[Listed entries]
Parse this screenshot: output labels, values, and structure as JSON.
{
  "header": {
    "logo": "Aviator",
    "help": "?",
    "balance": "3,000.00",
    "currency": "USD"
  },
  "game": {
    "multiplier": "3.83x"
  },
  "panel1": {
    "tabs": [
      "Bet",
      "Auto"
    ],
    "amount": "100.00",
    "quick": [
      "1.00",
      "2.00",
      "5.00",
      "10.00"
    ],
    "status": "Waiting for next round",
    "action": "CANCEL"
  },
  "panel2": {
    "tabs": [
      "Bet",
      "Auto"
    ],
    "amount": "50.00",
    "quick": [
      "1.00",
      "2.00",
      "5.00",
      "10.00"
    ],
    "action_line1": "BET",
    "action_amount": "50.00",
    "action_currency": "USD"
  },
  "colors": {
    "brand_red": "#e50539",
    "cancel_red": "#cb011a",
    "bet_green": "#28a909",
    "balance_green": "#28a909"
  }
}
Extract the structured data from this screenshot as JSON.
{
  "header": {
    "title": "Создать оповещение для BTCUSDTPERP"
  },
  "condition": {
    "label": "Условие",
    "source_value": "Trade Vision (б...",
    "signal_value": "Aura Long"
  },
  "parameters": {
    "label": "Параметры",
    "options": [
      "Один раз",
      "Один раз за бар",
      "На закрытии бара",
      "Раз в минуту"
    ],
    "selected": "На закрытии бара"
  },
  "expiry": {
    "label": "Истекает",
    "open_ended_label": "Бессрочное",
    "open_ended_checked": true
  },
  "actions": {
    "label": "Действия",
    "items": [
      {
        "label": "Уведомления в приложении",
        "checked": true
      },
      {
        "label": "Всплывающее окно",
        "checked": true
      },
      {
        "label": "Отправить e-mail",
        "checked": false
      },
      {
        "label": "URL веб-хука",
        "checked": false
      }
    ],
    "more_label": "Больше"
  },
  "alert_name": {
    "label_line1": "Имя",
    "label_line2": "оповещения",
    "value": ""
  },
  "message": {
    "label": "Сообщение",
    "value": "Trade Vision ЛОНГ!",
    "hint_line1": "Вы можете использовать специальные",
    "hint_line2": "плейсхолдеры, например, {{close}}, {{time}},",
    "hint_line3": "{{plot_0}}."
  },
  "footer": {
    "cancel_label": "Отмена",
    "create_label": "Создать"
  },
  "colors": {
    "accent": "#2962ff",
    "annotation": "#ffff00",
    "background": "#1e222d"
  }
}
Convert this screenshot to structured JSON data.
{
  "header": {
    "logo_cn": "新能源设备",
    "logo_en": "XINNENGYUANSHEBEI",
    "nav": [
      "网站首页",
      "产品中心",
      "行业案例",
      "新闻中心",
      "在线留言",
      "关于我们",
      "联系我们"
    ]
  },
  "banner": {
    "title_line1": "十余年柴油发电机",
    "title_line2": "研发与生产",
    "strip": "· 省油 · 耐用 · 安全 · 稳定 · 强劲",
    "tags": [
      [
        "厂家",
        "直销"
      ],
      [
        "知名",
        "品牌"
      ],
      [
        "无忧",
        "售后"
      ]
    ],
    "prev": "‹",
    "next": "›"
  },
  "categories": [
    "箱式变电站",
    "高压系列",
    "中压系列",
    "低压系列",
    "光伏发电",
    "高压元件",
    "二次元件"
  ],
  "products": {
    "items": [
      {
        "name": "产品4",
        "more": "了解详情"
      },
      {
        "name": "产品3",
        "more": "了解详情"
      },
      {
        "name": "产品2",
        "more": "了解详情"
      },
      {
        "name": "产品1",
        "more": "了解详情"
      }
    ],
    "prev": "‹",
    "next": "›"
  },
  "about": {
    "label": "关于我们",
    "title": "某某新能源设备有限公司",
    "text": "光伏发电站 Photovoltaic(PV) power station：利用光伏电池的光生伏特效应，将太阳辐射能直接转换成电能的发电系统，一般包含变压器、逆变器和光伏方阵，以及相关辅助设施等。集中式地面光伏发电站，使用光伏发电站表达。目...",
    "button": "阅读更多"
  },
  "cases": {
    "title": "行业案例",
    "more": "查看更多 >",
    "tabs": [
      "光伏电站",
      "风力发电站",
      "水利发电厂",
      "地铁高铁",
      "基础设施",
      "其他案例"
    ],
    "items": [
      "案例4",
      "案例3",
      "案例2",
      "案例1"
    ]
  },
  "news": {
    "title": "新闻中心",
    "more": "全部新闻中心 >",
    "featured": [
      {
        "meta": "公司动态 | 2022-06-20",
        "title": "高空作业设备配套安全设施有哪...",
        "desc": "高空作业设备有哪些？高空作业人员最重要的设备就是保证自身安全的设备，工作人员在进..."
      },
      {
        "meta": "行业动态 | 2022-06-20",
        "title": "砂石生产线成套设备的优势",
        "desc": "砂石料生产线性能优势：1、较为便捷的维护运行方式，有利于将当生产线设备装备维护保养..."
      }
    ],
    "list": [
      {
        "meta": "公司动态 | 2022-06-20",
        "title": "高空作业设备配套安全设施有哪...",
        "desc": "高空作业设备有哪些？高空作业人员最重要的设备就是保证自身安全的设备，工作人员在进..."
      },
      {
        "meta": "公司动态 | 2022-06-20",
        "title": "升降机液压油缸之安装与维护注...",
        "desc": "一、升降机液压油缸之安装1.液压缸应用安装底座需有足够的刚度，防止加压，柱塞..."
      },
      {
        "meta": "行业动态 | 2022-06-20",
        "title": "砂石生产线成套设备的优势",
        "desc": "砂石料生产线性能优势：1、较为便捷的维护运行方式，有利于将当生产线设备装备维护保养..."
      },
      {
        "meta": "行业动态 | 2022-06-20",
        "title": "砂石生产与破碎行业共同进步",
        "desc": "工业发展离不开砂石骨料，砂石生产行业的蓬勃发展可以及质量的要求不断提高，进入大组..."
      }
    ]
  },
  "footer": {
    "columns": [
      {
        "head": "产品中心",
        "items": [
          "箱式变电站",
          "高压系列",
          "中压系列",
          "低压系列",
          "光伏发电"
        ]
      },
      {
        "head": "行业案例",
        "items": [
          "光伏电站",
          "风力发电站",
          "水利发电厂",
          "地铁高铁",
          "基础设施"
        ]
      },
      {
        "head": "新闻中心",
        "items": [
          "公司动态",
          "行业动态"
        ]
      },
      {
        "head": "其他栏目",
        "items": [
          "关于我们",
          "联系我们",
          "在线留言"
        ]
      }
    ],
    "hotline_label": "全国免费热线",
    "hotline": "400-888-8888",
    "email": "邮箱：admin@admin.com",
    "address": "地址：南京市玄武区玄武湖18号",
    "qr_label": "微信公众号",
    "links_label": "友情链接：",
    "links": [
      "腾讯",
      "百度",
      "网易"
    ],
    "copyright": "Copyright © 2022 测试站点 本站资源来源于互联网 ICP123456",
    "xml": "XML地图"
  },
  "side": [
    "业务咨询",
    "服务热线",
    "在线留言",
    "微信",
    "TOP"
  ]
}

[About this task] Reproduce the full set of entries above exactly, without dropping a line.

[Exercise output]
Parse this screenshot: output labels, values, and structure as JSON.
{
  "header": {
    "logo": "Aviator",
    "help": "?",
    "balance": "3,000.00",
    "currency": "USD"
  },
  "game": {
    "multiplier": "3.83x"
  },
  "panel1": {
    "tabs": [
      "Bet",
      "Auto"
    ],
    "amount": "100.00",
    "quick": [
      "1.00",
      "2.00",
      "5.00",
      "10.00"
    ],
    "status": "Waiting for next round",
    "action": "CANCEL"
  },
  "panel2": {
    "tabs": [
      "Bet",
      "Auto"
    ],
    "amount": "50.00",
    "quick": [
      "1.00",
      "2.00",
      "5.00",
      "10.00"
    ],
    "action_line1": "BET",
    "action_amount": "50.00",
    "action_currency": "USD"
  },
  "colors": {
    "brand_red": "#e50539",
    "cancel_red": "#cb011a",
    "bet_green": "#28a909",
    "balance_green": "#28a909"
  }
}
Extract the structured data from this screenshot as JSON.
{
  "header": {
    "title": "Создать оповещение для BTCUSDTPERP"
  },
  "condition": {
    "label": "Условие",
    "source_value": "Trade Vision (б...",
    "signal_value": "Aura Long"
  },
  "parameters": {
    "label": "Параметры",
    "options": [
      "Один раз",
      "Один раз за бар",
      "На закрытии бара",
      "Раз в минуту"
    ],
    "selected": "На закрытии бара"
  },
  "expiry": {
    "label": "Истекает",
    "open_ended_label": "Бессрочное",
    "open_ended_checked": true
  },
  "actions": {
    "label": "Действия",
    "items": [
      {
        "label": "Уведомления в приложении",
        "checked": true
      },
      {
        "label": "Всплывающее окно",
        "checked": true
      },
      {
        "label": "Отправить e-mail",
        "checked": false
      },
      {
        "label": "URL веб-хука",
        "checked": false
      }
    ],
    "more_label": "Больше"
  },
  "alert_name": {
    "label_line1": "Имя",
    "label_line2": "оповещения",
    "value": ""
  },
  "message": {
    "label": "Сообщение",
    "value": "Trade Vision ЛОНГ!",
    "hint_line1": "Вы можете использовать специальные",
    "hint_line2": "плейсхолдеры, например, {{close}}, {{time}},",
    "hint_line3": "{{plot_0}}."
  },
  "footer": {
    "cancel_label": "Отмена",
    "create_label": "Создать"
  },
  "colors": {
    "accent": "#2962ff",
    "annotation": "#ffff00",
    "background": "#1e222d"
  }
}
Convert this screenshot to structured JSON data.
{
  "header": {
    "logo_cn": "新能源设备",
    "logo_en": "XINNENGYUANSHEBEI",
    "nav": [
      "网站首页",
      "产品中心",
      "行业案例",
      "新闻中心",
      "在线留言",
      "关于我们",
      "联系我们"
    ]
  },
  "banner": {
    "title_line1": "十余年柴油发电机",
    "title_line2": "研发与生产",
    "strip": "· 省油 · 耐用 · 安全 · 稳定 · 强劲",
    "tags": [
      [
        "厂家",
        "直销"
      ],
      [
        "知名",
        "品牌"
      ],
      [
        "无忧",
        "售后"
      ]
    ],
    "prev": "‹",
    "next": "›"
  },
  "categories": [
    "箱式变电站",
    "高压系列",
    "中压系列",
    "低压系列",
    "光伏发电",
    "高压元件",
    "二次元件"
  ],
  "products": {
    "items": [
      {
        "name": "产品4",
        "more": "了解详情"
      },
      {
        "name": "产品3",
        "more": "了解详情"
      },
      {
        "name": "产品2",
        "more": "了解详情"
      },
      {
        "name": "产品1",
        "more": "了解详情"
      }
    ],
    "prev": "‹",
    "next": "›"
  },
  "about": {
    "label": "关于我们",
    "title": "某某新能源设备有限公司",
    "text": "光伏发电站 Photovoltaic(PV) power station：利用光伏电池的光生伏特效应，将太阳辐射能直接转换成电能的发电系统，一般包含变压器、逆变器和光伏方阵，以及相关辅助设施等。集中式地面光伏发电站，使用光伏发电站表达。目...",
    "button": "阅读更多"
  },
  "cases": {
    "title": "行业案例",
    "more": "查看更多 >",
    "tabs": [
      "光伏电站",
      "风力发电站",
      "水利发电厂",
      "地铁高铁",
      "基础设施",
      "其他案例"
    ],
    "items": [
      "案例4",
      "案例3",
      "案例2",
      "案例1"
    ]
  },
  "news": {
    "title": "新闻中心",
    "more": "全部新闻中心 >",
    "featured": [
      {
        "meta": "公司动态 | 2022-06-20",
        "title": "高空作业设备配套安全设施有哪...",
        "desc": "高空作业设备有哪些？高空作业人员最重要的设备就是保证自身安全的设备，工作人员在进..."
      },
      {
        "meta": "行业动态 | 2022-06-20",
        "title": "砂石生产线成套设备的优势",
        "desc": "砂石料生产线性能优势：1、较为便捷的维护运行方式，有利于将当生产线设备装备维护保养..."
      }
    ],
    "list": [
      {
        "meta": "公司动态 | 2022-06-20",
        "title": "高空作业设备配套安全设施有哪...",
        "desc": "高空作业设备有哪些？高空作业人员最重要的设备就是保证自身安全的设备，工作人员在进..."
      },
      {
        "meta": "公司动态 | 2022-06-20",
        "title": "升降机液压油缸之安装与维护注...",
        "desc": "一、升降机液压油缸之安装1.液压缸应用安装底座需有足够的刚度，防止加压，柱塞..."
      },
      {
        "meta": "行业动态 | 2022-06-20",
        "title": "砂石生产线成套设备的优势",
        "desc": "砂石料生产线性能优势：1、较为便捷的维护运行方式，有利于将当生产线设备装备维护保养..."
      },
      {
        "meta": "行业动态 | 2022-06-20",
        "title": "砂石生产与破碎行业共同进步",
        "desc": "工业发展离不开砂石骨料，砂石生产行业的蓬勃发展可以及质量的要求不断提高，进入大组..."
      }
    ]
  },
  "footer": {
    "columns": [
      {
        "head": "产品中心",
        "items": [
          "箱式变电站",
          "高压系列",
          "中压系列",
          "低压系列",
          "光伏发电"
        ]
      },
      {
        "head": "行业案例",
        "items": [
          "光伏电站",
          "风力发电站",
          "水利发电厂",
          "地铁高铁",
          "基础设施"
        ]
      },
      {
        "head": "新闻中心",
        "items": [
          "公司动态",
          "行业动态"
        ]
      },
      {
        "head": "其他栏目",
        "items": [
          "关于我们",
          "联系我们",
          "在线留言"
        ]
      }
    ],
    "hotline_label": "全国免费热线",
    "hotline": "400-888-8888",
    "email": "邮箱：admin@admin.com",
    "address": "地址：南京市玄武区玄武湖18号",
    "qr_label": "微信公众号",
    "links_label": "友情链接：",
    "links": [
      "腾讯",
      "百度",
      "网易"
    ],
    "copyright": "Copyright © 2022 测试站点 本站资源来源于互联网 ICP123456",
    "xml": "XML地图"
  },
  "side": [
    "业务咨询",
    "服务热线",
    "在线留言",
    "微信",
    "TOP"
  ]
}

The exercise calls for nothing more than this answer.